Information provided START
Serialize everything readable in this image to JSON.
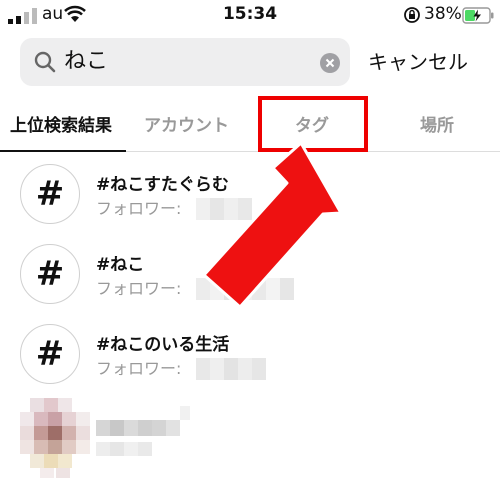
{
  "status_bar": {
    "carrier": "au",
    "time": "15:34",
    "battery": "38%"
  },
  "search": {
    "query": "ねこ",
    "cancel_label": "キャンセル"
  },
  "tabs": [
    {
      "label": "上位検索結果",
      "selected": true
    },
    {
      "label": "アカウント",
      "selected": false
    },
    {
      "label": "タグ",
      "selected": false,
      "highlighted": true
    },
    {
      "label": "場所",
      "selected": false
    }
  ],
  "results": [
    {
      "icon": "#",
      "title": "#ねこすたぐらむ",
      "subtitle": "フォロワー:"
    },
    {
      "icon": "#",
      "title": "#ねこ",
      "subtitle": "フォロワー:"
    },
    {
      "icon": "#",
      "title": "#ねこのいる生活",
      "subtitle": "フォロワー:"
    }
  ],
  "colors": {
    "highlight": "#e00000",
    "arrow": "#ee1111",
    "muted_text": "#999999",
    "search_bg": "#eeeeef",
    "battery": "#4cd964"
  },
  "icons": {
    "signal": "signal-icon",
    "wifi": "wifi-icon",
    "orientation_lock": "rotation-lock-icon",
    "battery": "battery-charging-icon",
    "search": "search-icon",
    "clear": "clear-icon",
    "hashtag": "hashtag-icon"
  }
}
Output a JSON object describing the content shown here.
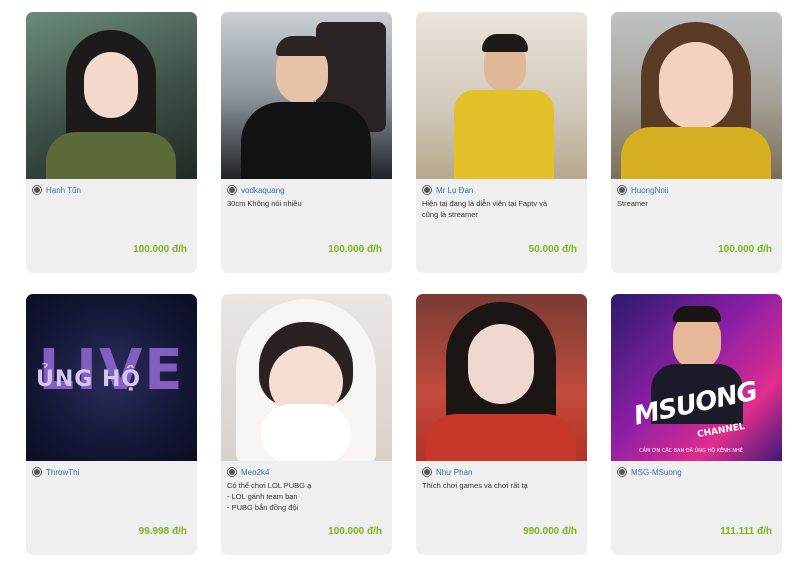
{
  "cards": [
    {
      "name": "Hạnh Tũn",
      "desc": "",
      "price": "100.000 đ/h"
    },
    {
      "name": "vodkaquang",
      "desc": "30cm Không nói nhiều",
      "price": "100.000 đ/h"
    },
    {
      "name": "Mr Lụ Đan",
      "desc": "Hiện tại đang là diễn viên tại Faptv và\ncũng là streamer",
      "price": "50.000 đ/h"
    },
    {
      "name": "HuongNnii",
      "desc": "Streamer",
      "price": "100.000 đ/h"
    },
    {
      "name": "ThrowThi",
      "desc": "",
      "price": "99.998 đ/h",
      "image_text": {
        "big": "LIVE",
        "small": "ỦNG HỘ"
      }
    },
    {
      "name": "Meo2k4",
      "desc": "Có thể chơi LOL PUBG ạ\n- LOL gánh team bạn\n- PUBG bắn đồng đội",
      "price": "100.000 đ/h"
    },
    {
      "name": "Như Phan",
      "desc": "Thích chơi games và chơi rất tạ",
      "price": "990.000 đ/h"
    },
    {
      "name": "MSG-MSuong",
      "desc": "",
      "price": "111.111 đ/h",
      "image_text": {
        "big": "MSUONG",
        "small": "CHANNEL",
        "thanks": "CẢM ƠN CÁC BẠN ĐÃ ỦNG HỘ KÊNH NHÉ"
      }
    }
  ],
  "colors": {
    "price": "#7ab51d",
    "name": "#3a6fb0",
    "card_bg": "#efefef"
  },
  "icons": {
    "status": "radio-status-icon"
  }
}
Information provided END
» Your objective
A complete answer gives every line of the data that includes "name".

» Written solution
      "name": "Hạnh Tũn",
      "name": "vodkaquang",
      "name": "Mr Lụ Đan",
      "name": "HuongNnii",
      "name": "ThrowThi",
      "name": "Meo2k4",
      "name": "Như Phan",
      "name": "MSG-MSuong",
    "name": "#3a6fb0",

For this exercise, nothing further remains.